Avocado, citrus and flower growers, along with other farmers in the San Diego region of California, will soon have the option to choose a permanent reduced agricultural water rate in exchange for lower supply reliability. 

citrus and avocados“Agriculture is a multi-billion-dollar industry here, one of the most valuable ag industries of any county in the country,” said Mike Lee, public affairs manager for the San Diego County Water Authority (Water Authority). “We have a lot of high-value crops. When you go into any of the big box garden centers, many of their starts are from greenhouses and crops in San Diego County.”

The Water Authority, a utility member of the American Water Works Association since 1950, is a public agency that delivers wholesale water to 24 retail agencies within the San Diego region, including cities, special districts and a military base.

Twelve years ago, the Metropolitan Water District of Southern California, which has overlapping service boundaries, discontinued its special interim agricultural water rate program.

Kelley Gage“We had a lot of ag customers in our service area who were not happy to see it end,” said Kelley Gage (pictured right), the Water Authority’s director of water resources. “So, our board decided to offer our own program and phase it out over time.” The program was originally designed to be temporary so the Water Authority could monitor its feasibility.

Farmers who participated in the Metropolitan Water District’s agricultural rates were grandfathered in, and no new farms were added. The Water Authority’s board chose to renew its transitional program several times because of its popularity, but that created a lot of price uncertainty for growers.

Late last year, the Water Authority’s board of directors approved a permanent agricultural rate program that exempts participants from fixed water storage and supply reliability charges. The cost per acre-foot is still being determined, but the agricultural “all-in” rate will likely be close to $1,309 per acre-foot of treated water, roughly 27 percent less than what municipal and industrial users pay, Gage said. And for the first time, it will be open to other eligible farms in the Water Authority’s service area.

In exchange, farmers and growers who participate in the program will see a lower level of water service during shortages or emergencies, allowing the Water Authority to reallocate those supplies to commercial and industrial customers that pay for full reliability benefits.

In the 12 years that the Water Authority has managed the temporary program, it has had to cut back water to participants only twice, Gage said, and that is expected to become even less frequent as customers become more water-efficient and as the Water Authority shores up more reliable supplies.

The permanent rate will go into effect Jan. 1, 2021. For now, water resources staff is refining the permanent program and detailing eligibility requirements.

Though the rate will support all farmers who elect to join, it’ll give an extra boost to one of the region’s oldest and most important crops — avocados.
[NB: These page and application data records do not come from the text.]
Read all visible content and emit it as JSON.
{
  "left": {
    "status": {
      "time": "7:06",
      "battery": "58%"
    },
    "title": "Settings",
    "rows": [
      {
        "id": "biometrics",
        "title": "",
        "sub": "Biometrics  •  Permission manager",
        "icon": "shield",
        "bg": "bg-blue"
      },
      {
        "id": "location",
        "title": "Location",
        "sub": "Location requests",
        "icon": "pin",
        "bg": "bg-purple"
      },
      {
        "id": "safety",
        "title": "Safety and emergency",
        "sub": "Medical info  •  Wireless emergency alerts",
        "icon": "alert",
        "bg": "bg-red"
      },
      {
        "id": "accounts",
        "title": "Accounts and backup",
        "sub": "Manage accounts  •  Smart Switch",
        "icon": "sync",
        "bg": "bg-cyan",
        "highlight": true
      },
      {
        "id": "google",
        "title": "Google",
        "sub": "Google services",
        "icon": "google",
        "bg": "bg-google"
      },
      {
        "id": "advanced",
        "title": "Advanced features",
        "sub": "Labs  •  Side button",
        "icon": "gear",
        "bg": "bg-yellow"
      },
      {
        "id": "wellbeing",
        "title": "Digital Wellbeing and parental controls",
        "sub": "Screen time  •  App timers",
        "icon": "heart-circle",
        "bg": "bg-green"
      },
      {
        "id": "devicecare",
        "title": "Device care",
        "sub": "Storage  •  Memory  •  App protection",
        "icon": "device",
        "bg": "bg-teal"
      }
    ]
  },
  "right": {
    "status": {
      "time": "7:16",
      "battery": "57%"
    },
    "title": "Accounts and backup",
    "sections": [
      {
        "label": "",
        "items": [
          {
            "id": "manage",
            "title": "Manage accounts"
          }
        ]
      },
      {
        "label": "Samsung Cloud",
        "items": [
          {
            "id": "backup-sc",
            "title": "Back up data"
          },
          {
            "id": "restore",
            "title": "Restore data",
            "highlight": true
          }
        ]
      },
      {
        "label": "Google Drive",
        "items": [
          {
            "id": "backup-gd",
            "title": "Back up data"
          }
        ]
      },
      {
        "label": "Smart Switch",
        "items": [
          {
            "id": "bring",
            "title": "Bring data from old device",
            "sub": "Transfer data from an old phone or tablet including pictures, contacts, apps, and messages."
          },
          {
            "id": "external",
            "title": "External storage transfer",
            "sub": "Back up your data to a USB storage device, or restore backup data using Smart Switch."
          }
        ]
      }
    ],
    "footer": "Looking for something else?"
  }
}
At one time, Gage said, avocados were the county’s main harvest, but they have slim profit margins. As new growers move in and replace avocados with cut flowers, perennials and ornamental bushes, crops with a much higher profit margin, they often have more flexibility to pay higher rates for full water reliability benefits.

“In many ways, avocados are the old guard of San Diego,” Gage said. “This is one way we’re trying to protect those farmers who have been here for generations.”